  • Jane Said,

    Hi Leslie,
    How high do your pole beans climb? I am wondering if the stakes I use for my tomato plans will work for beans as well. I use The Tomato Stake. So easy and simple.


  • leslie Said,

    Hi Jane,

    We let the pole beans get very tall – there’s a picture of them with me ( or me with them) on the “about” page of this site. They were probably about 12 feet that year and would have gone higher if the poles were taller.

    Of course that doesn’t mean they MUST rise to such heights, but they ought to have at least 6 feet of support or you might as well plant bush beans. I went to the tomatostake site but couldn’t find specs, so don’t know if they’d qualify.

  • Hi Leslie,
    I like the idea of using saplings as supports for vining edibles. Getting double duty use in the garden is my motto!

  • leslie Said,

    Hi Shirley

    sounds as though you’ve found a way to use living trees as vegetable supports – I’ve never used them for anything except clematis, fearing the edibles would smother the trees.
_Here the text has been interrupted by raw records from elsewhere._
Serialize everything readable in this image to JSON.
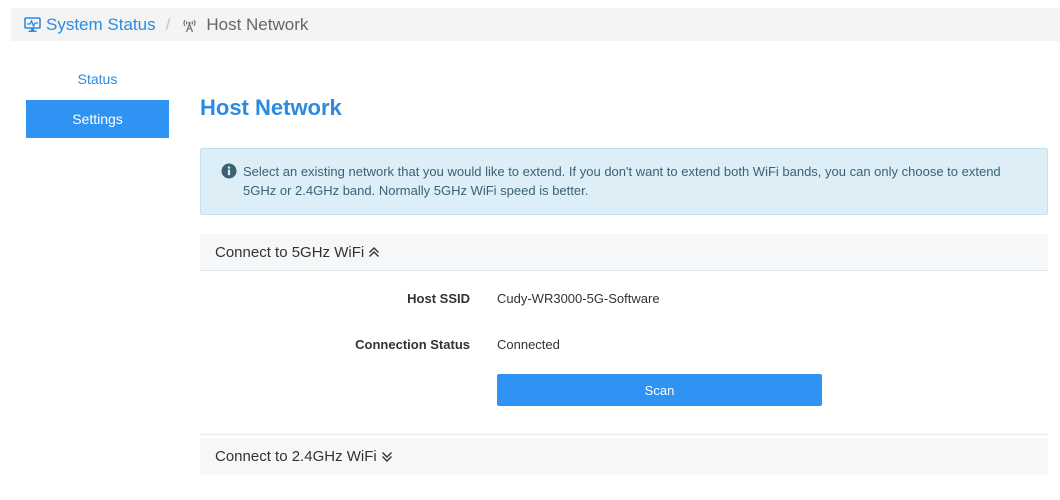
{
  "breadcrumb": {
    "root_label": "System Status",
    "root_icon": "monitor-icon",
    "separator": "/",
    "current_label": "Host Network",
    "current_icon": "antenna-icon"
  },
  "sidebar": {
    "items": [
      {
        "label": "Status",
        "active": false
      },
      {
        "label": "Settings",
        "active": true
      }
    ]
  },
  "main": {
    "title": "Host Network",
    "alert": {
      "icon": "info-icon",
      "line1": "Select an existing network that you would like to extend. If you don't want to extend both WiFi bands, you can only choose to extend",
      "line2": "5GHz or 2.4GHz band. Normally 5GHz WiFi speed is better."
    },
    "section_5g": {
      "title": "Connect to 5GHz WiFi",
      "expanded": true,
      "ssid_label": "Host SSID",
      "ssid_value": "Cudy-WR3000-5G-Software",
      "status_label": "Connection Status",
      "status_value": "Connected",
      "scan_label": "Scan"
    },
    "section_24g": {
      "title": "Connect to 2.4GHz WiFi",
      "expanded": false
    }
  },
  "colors": {
    "accent": "#2e93f2",
    "link": "#2b8be0",
    "alert_bg": "#ddeef7",
    "alert_text": "#3b6274"
  }
}
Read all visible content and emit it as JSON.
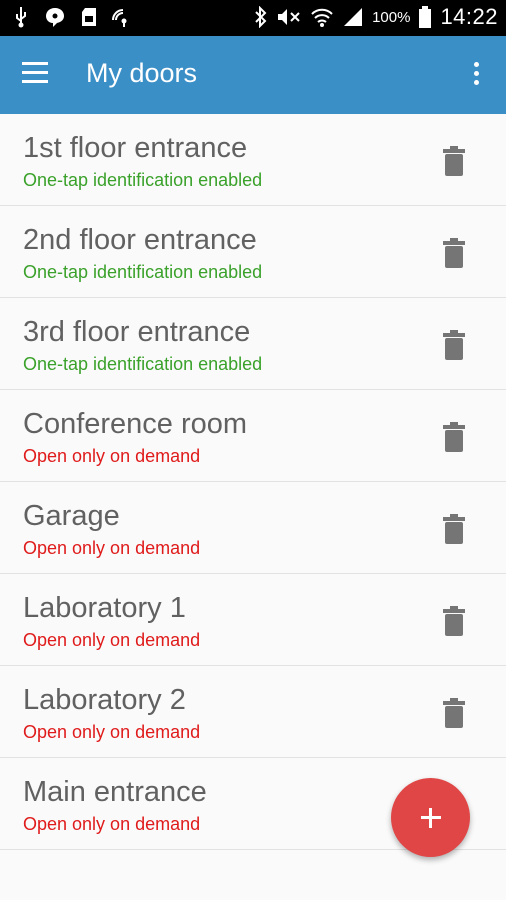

How do you do it?

  • Fran Said,

    Could you please tell me about the paper sacks, newspaper and straw that you are putting around your tomatoes? What is the order of the layering and do just water on top of the paper products?

    Welcome Fran,

    What you see is what we do; layering starts at the base of the plants. And yes, water is it in the dampening department. If you’re feeling ambitious or the day is very windy, you can wet the paper first to weigh it down a bit.

Get a Trackback link

Leave a Comment